# Total time: 4.1402 s.( 824 000 edges from length ranges 0.0-0.1, world space)
# Total time: 5.1129 s.(8 000 000 edges from length ranges 0.0-0.5, world space)
# Not the correct version of the function using maya.api.OpenMaya.MItMeshEdge()
# You shouldn't add components one by one to MSelectionList() inside the loop. This is very time consuming.
start = t_clock()
zero_length_edges = om2.MSelectionList()
sel = om2.MGlobal.getSelectionListByName(geo)
component = sel.getComponent(0)
itr_mesh = om2.MItMeshEdge(*component)
while not itr_mesh.isDone():
if itr_mesh.length() <= maxedge:
zero_length_edges.add((component[0], itr_mesh.currentItem()))
itr_mesh.next()
# Select Edges with Zero Length
om2.MGlobal.setActiveSelectionList(zero_length_edges)
print('Total time: {:.4f} s.'.format(t_clock() - start))
# Total time: 13.3418 / 16.6200 s. ( 824 000 edges from length ranges 0-0.1, object space/world space)
# Total time: 107.5833 / 113.7870 s. (8 000 000 edges from length ranges 0-0.5, object space/world space)

With all due respect, this is a false assumption.
Obviously, a grid can contain many different vertices that have the same coordinates but do not have common edges.
The edge length is equal to zero if the coordinates of the vertices are the same and these vertices HAVE COMMON EDGES!

N.B.
It is important to keep in mind one feature of Maya when generating lists of components.
If slices cannot be used efficiently to write a list of components (because the components are single and scattered), then performance in the case of forming huge “flattened lists” (in the case of polySelectConstraint) can drop by several orders of magnitude…

I wish you all harmony, good luck and effective self-improvement!
Sorry for my bad English, it’s not my native language…

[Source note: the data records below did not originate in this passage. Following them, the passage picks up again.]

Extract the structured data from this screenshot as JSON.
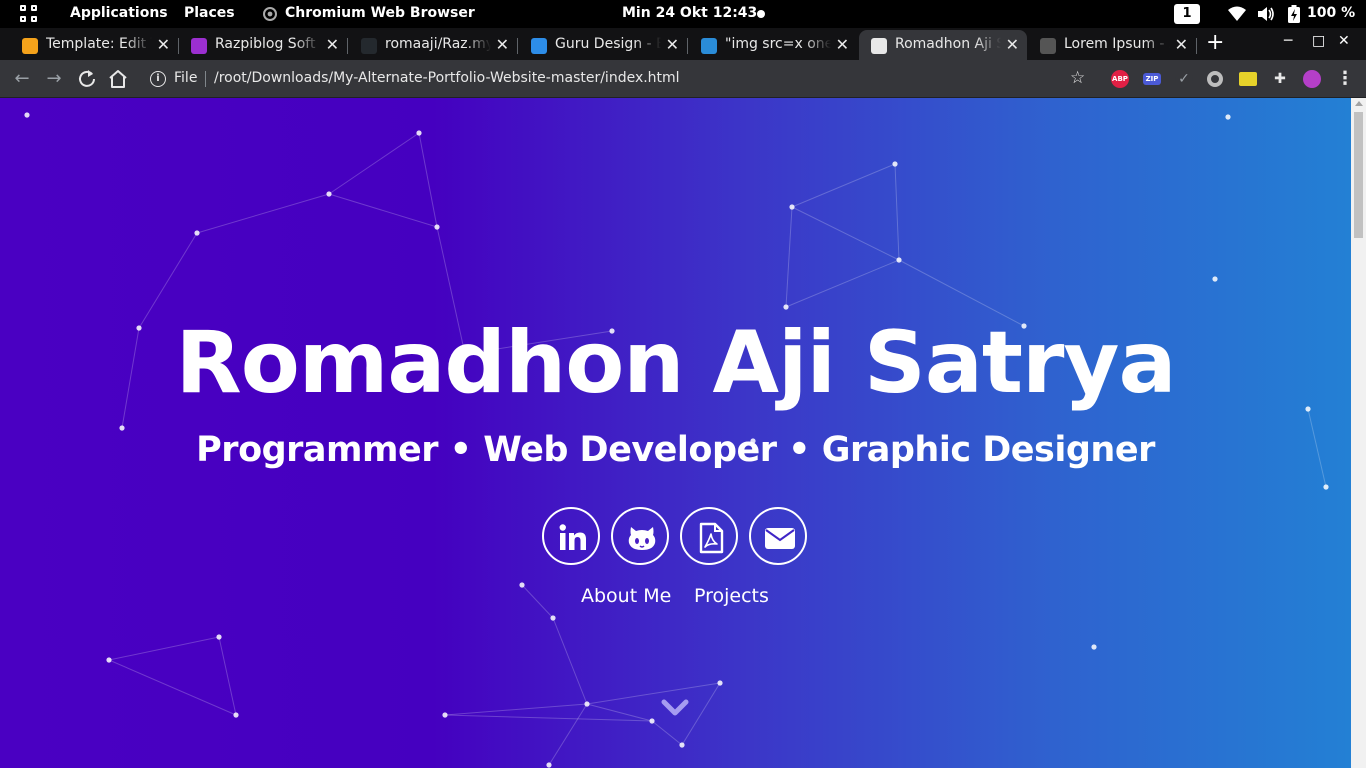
{
  "system_bar": {
    "applications_label": "Applications",
    "places_label": "Places",
    "active_app_label": "Chromium Web Browser",
    "datetime": "Min 24 Okt  12:43",
    "workspace_number": "1",
    "battery_text": "100 %"
  },
  "tabs": [
    {
      "title": "Template: Edit T",
      "favicon_color": "#f4a21b",
      "icon": "blogger-favicon"
    },
    {
      "title": "Razpiblog Soft |",
      "favicon_color": "#9b2fd0",
      "icon": "razpiblog-favicon"
    },
    {
      "title": "romaaji/Raz.my",
      "favicon_color": "#24292e",
      "icon": "github-favicon"
    },
    {
      "title": "Guru Design - B",
      "favicon_color": "#2d8de8",
      "icon": "guru-design-favicon"
    },
    {
      "title": "\"img src=x onerr",
      "favicon_color": "#2a8cd8",
      "icon": "ibb-favicon"
    },
    {
      "title": "Romadhon Aji S",
      "favicon_color": "#e8e8e8",
      "icon": "portfolio-favicon"
    },
    {
      "title": "Lorem Ipsum - A",
      "favicon_color": "#555555",
      "icon": "lorem-ipsum-favicon"
    }
  ],
  "active_tab_index": 5,
  "toolbar": {
    "scheme_label": "File",
    "url": "/root/Downloads/My-Alternate-Portfolio-Website-master/index.html"
  },
  "extensions": [
    {
      "name": "adblock-plus-icon",
      "label": "ABP",
      "color": "#e02045"
    },
    {
      "name": "zip-extension-icon",
      "label": "ZIP",
      "color": "#4b5ad6"
    },
    {
      "name": "checkmark-extension-icon",
      "label": "✓",
      "color": "#35363a"
    },
    {
      "name": "circle-extension-icon",
      "label": "",
      "color": "#bdbdbd"
    },
    {
      "name": "yellow-extension-icon",
      "label": "",
      "color": "#e6d22a"
    },
    {
      "name": "puzzle-extensions-icon",
      "label": "",
      "color": "#35363a"
    },
    {
      "name": "profile-avatar-icon",
      "label": "",
      "color": "#b43fc8"
    }
  ],
  "hero": {
    "name": "Romadhon Aji Satrya",
    "roles": "Programmer • Web Developer • Graphic Designer",
    "socials": [
      {
        "icon": "linkedin-icon"
      },
      {
        "icon": "github-icon"
      },
      {
        "icon": "pdf-resume-icon"
      },
      {
        "icon": "email-icon"
      }
    ],
    "nav_links": [
      "About Me",
      "Projects"
    ]
  },
  "colors": {
    "gradient_left": "#4a00c2",
    "gradient_right": "#2380d4",
    "text": "#ffffff"
  }
}
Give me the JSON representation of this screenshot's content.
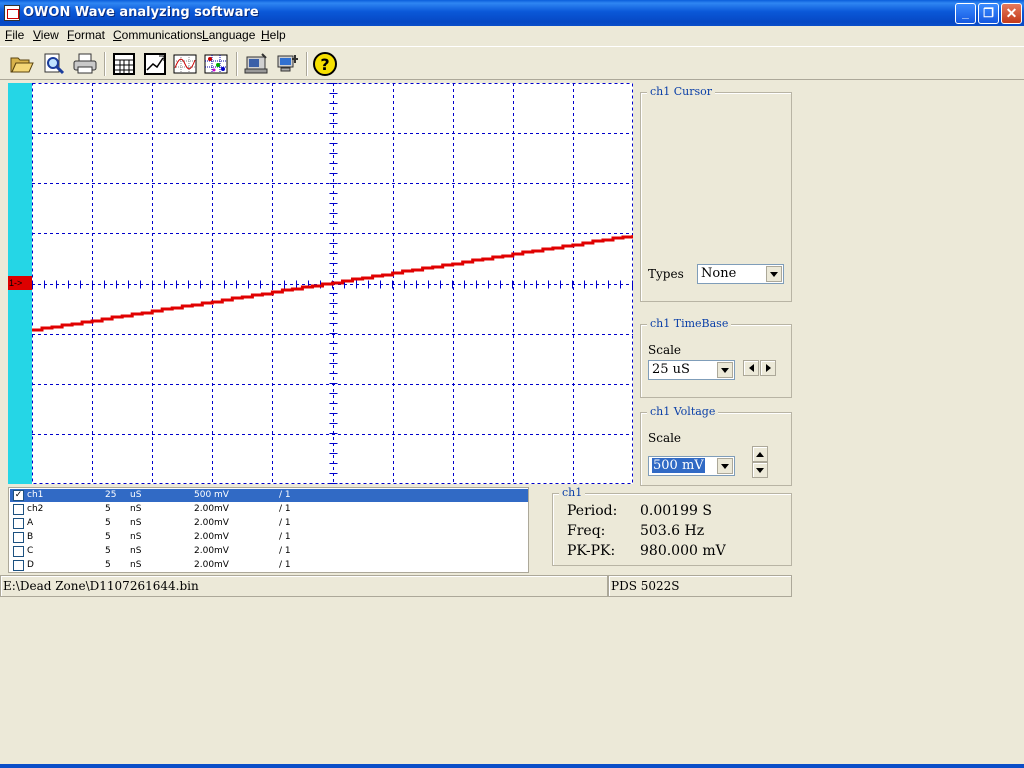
{
  "window": {
    "title": "OWON Wave analyzing software",
    "minimize": "_",
    "restore": "❐",
    "close": "✕"
  },
  "menu": [
    {
      "key": "F",
      "rest": "ile"
    },
    {
      "key": "V",
      "rest": "iew"
    },
    {
      "key": "F",
      "rest": "ormat"
    },
    {
      "key": "C",
      "rest": "ommunications"
    },
    {
      "key": "L",
      "rest": "anguage"
    },
    {
      "key": "H",
      "rest": "elp"
    }
  ],
  "toolbar": {
    "icons": [
      "open-folder-icon",
      "print-preview-icon",
      "print-icon",
      "calculator-icon",
      "measure-icon",
      "waveform-icon",
      "color-grid-icon",
      "scope-download-icon",
      "pc-connect-icon",
      "help-icon"
    ]
  },
  "scope": {
    "channel_marker": "1->",
    "trace_color": "#e00000",
    "grid_color": "#0000cc",
    "strip_color": "#25d6e6"
  },
  "cursor_panel": {
    "title": "ch1 Cursor",
    "types_label": "Types",
    "types_value": "None"
  },
  "timebase_panel": {
    "title": "ch1 TimeBase",
    "scale_label": "Scale",
    "scale_value": "25 uS"
  },
  "voltage_panel": {
    "title": "ch1 Voltage",
    "scale_label": "Scale",
    "scale_value": "500 mV"
  },
  "channels": [
    {
      "name": "ch1",
      "time": "25",
      "tunit": "uS",
      "volt": "500 mV",
      "probe": "/ 1",
      "checked": true,
      "selected": true
    },
    {
      "name": "ch2",
      "time": "5",
      "tunit": "nS",
      "volt": "2.00mV",
      "probe": "/ 1",
      "checked": false,
      "selected": false
    },
    {
      "name": "A",
      "time": "5",
      "tunit": "nS",
      "volt": "2.00mV",
      "probe": "/ 1",
      "checked": false,
      "selected": false
    },
    {
      "name": "B",
      "time": "5",
      "tunit": "nS",
      "volt": "2.00mV",
      "probe": "/ 1",
      "checked": false,
      "selected": false
    },
    {
      "name": "C",
      "time": "5",
      "tunit": "nS",
      "volt": "2.00mV",
      "probe": "/ 1",
      "checked": false,
      "selected": false
    },
    {
      "name": "D",
      "time": "5",
      "tunit": "nS",
      "volt": "2.00mV",
      "probe": "/ 1",
      "checked": false,
      "selected": false
    }
  ],
  "measurements": {
    "title": "ch1",
    "period_label": "Period:",
    "period_value": "0.00199 S",
    "freq_label": "Freq:",
    "freq_value": "503.6 Hz",
    "pkpk_label": "PK-PK:",
    "pkpk_value": "980.000 mV"
  },
  "status": {
    "path": "E:\\Dead Zone\\D1107261644.bin",
    "model": "PDS 5022S"
  }
}
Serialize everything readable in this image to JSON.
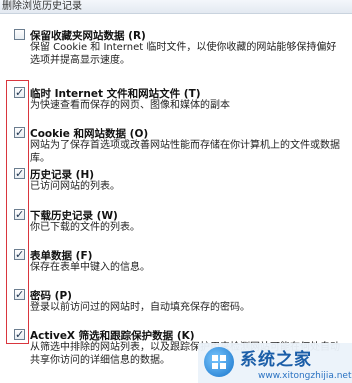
{
  "window": {
    "title": "删除浏览历史记录"
  },
  "options": [
    {
      "title": "保留收藏夹网站数据 (R)",
      "desc": "保留 Cookie 和 Internet 临时文件，以使你收藏的网站能够保持偏好选项并提高显示速度。",
      "checked": false
    },
    {
      "title": "临时 Internet 文件和网站文件 (T)",
      "desc": "为快速查看而保存的网页、图像和媒体的副本",
      "checked": true
    },
    {
      "title": "Cookie 和网站数据 (O)",
      "desc": "网站为了保存首选项或改善网站性能而存储在你计算机上的文件或数据库。",
      "checked": true
    },
    {
      "title": "历史记录 (H)",
      "desc": "已访问网站的列表。",
      "checked": true
    },
    {
      "title": "下载历史记录 (W)",
      "desc": "你已下载的文件的列表。",
      "checked": true
    },
    {
      "title": "表单数据 (F)",
      "desc": "保存在表单中键入的信息。",
      "checked": true
    },
    {
      "title": "密码 (P)",
      "desc": "登录以前访问过的网站时，自动填充保存的密码。",
      "checked": true
    },
    {
      "title": "ActiveX 筛选和跟踪保护数据 (K)",
      "desc": "从筛选中排除的网站列表，以及跟踪保护用来检测网站可能在何处自动共享你访问的详细信息的数据。",
      "checked": true
    }
  ],
  "watermark": {
    "text": "系统之家",
    "url": "www.xitongzhijia.net"
  },
  "colors": {
    "highlight_frame": "#d9363e",
    "check": "#1f3550"
  }
}
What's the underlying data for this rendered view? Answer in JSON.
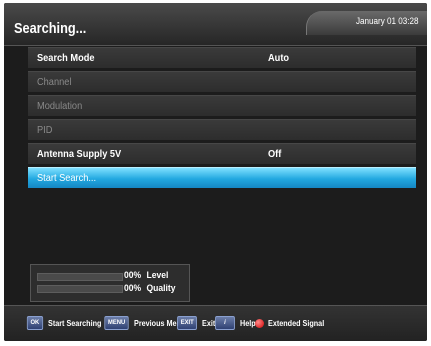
{
  "header": {
    "title": "Searching...",
    "datetime": "January 01 03:28"
  },
  "menu": {
    "rows": [
      {
        "label": "Search Mode",
        "value": "Auto"
      },
      {
        "label": "Channel",
        "value": ""
      },
      {
        "label": "Modulation",
        "value": ""
      },
      {
        "label": "PID",
        "value": ""
      },
      {
        "label": "Antenna Supply 5V",
        "value": "Off"
      },
      {
        "label": "Start Search...",
        "value": ""
      }
    ]
  },
  "signal": {
    "level_percent": "00%",
    "level_label": "Level",
    "level_fraction": 0,
    "quality_percent": "00%",
    "quality_label": "Quality",
    "quality_fraction": 0
  },
  "footer": {
    "hints": [
      {
        "key": "OK",
        "text": "Start Searching"
      },
      {
        "key": "MENU",
        "text": "Previous Menu"
      },
      {
        "key": "EXIT",
        "text": "Exit"
      },
      {
        "key": "i",
        "text": "Help"
      },
      {
        "key": "red-button",
        "text": "Extended Signal"
      }
    ]
  },
  "colors": {
    "highlight": "#22a8e0",
    "background": "#1c1c1c",
    "red_button": "#d10000"
  }
}
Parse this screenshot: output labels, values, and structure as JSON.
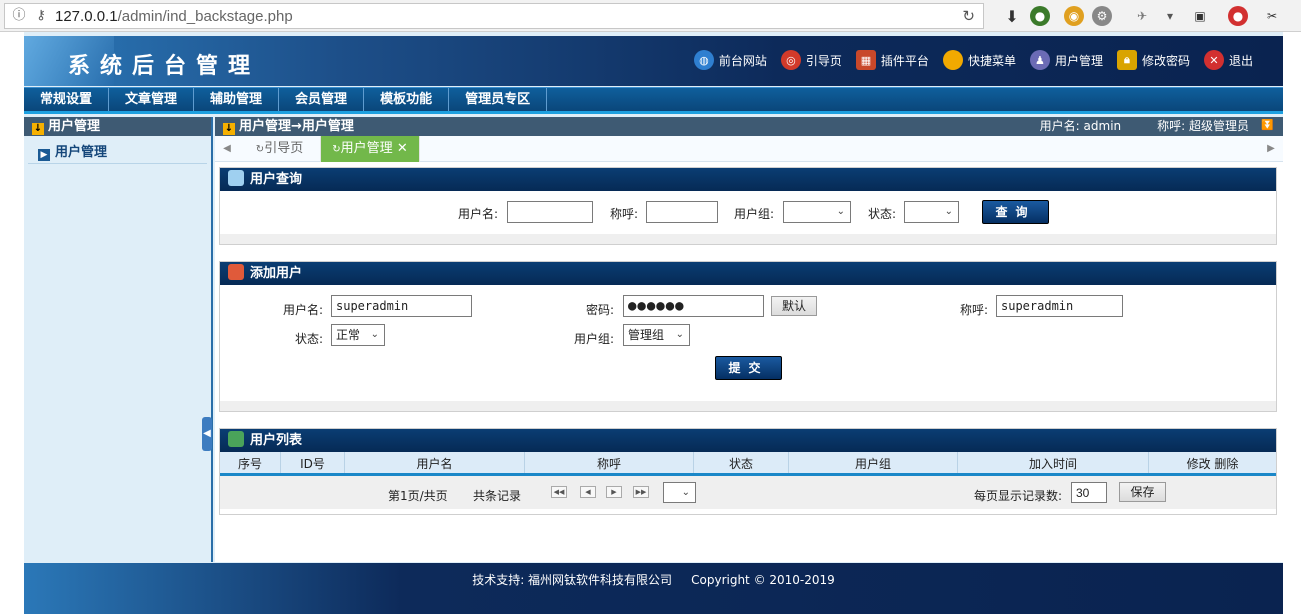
{
  "browser": {
    "url_host": "127.0.0.1",
    "url_path": "/admin/ind_backstage.php"
  },
  "app": {
    "title": "系统后台管理",
    "top_links": [
      {
        "label": "前台网站",
        "icon": "globe-icon",
        "color": "#2f7fd0"
      },
      {
        "label": "引导页",
        "icon": "lifebuoy-icon",
        "color": "#d23a2a"
      },
      {
        "label": "插件平台",
        "icon": "shop-icon",
        "color": "#c8482a"
      },
      {
        "label": "快捷菜单",
        "icon": "orb-icon",
        "color": "#f2a900"
      },
      {
        "label": "用户管理",
        "icon": "user-icon",
        "color": "#6b6bb5"
      },
      {
        "label": "修改密码",
        "icon": "lock-icon",
        "color": "#d9a400"
      },
      {
        "label": "退出",
        "icon": "close-icon",
        "color": "#d23030"
      }
    ],
    "nav": [
      "常规设置",
      "文章管理",
      "辅助管理",
      "会员管理",
      "模板功能",
      "管理员专区"
    ]
  },
  "sidebar": {
    "header": "用户管理",
    "items": [
      {
        "label": "用户管理"
      }
    ]
  },
  "content": {
    "breadcrumb": "用户管理→用户管理",
    "username_info": "用户名: admin",
    "title_info": "称呼: 超级管理员",
    "tabs": [
      {
        "label": "引导页",
        "active": false
      },
      {
        "label": "用户管理",
        "active": true
      }
    ]
  },
  "query_panel": {
    "title": "用户查询",
    "username_label": "用户名:",
    "nickname_label": "称呼:",
    "group_label": "用户组:",
    "status_label": "状态:",
    "submit_label": "查询"
  },
  "add_panel": {
    "title": "添加用户",
    "username_label": "用户名:",
    "username_value": "superadmin",
    "password_label": "密码:",
    "password_value": "●●●●●●",
    "default_label": "默认",
    "nickname_label": "称呼:",
    "nickname_value": "superadmin",
    "status_label": "状态:",
    "status_value": "正常",
    "group_label": "用户组:",
    "group_value": "管理组",
    "submit_label": "提交"
  },
  "list_panel": {
    "title": "用户列表",
    "columns": [
      "序号",
      "ID号",
      "用户名",
      "称呼",
      "状态",
      "用户组",
      "加入时间",
      "修改 删除"
    ],
    "pager_page": "第1页/共页",
    "pager_total": "共条记录",
    "per_page_label": "每页显示记录数:",
    "per_page_value": "30",
    "save_label": "保存"
  },
  "footer": {
    "support": "技术支持: 福州网钛软件科技有限公司",
    "copyright": "Copyright © 2010-2019"
  }
}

A mesh may have coincident points and no zero-length edges – but a mesh with no coincident points _cannot _ have zero-length edges unless somebody has manually messed with the poly list to repeat the same vertex in a polygon… which I’m not sure is possible. Whether it’s a worthwhile optimization depends a lot on the expected data: if one mesh in a hundred has zero-length edges it’s worth doing, if one of two does then maybe not so much.

@VVVSLAVA When I wrote that snippet, I poorly assumed that this was to gather a handful of zero length edges and didn’t consider that it might be used with large meshes. Thanks for the tip on using MFnSingleIndexedComponent! I wasn’t aware you could plug that in for one go, but that is great to know. As others have mentioned, it’s always best to avoid resizing arrays (especially during iteration) since memory allocation is slow. Another thing you might want do is to set the length of the int array to the count before and trim it after. Although… I just did a test and time savings appear to be negligible, 0.05 seconds.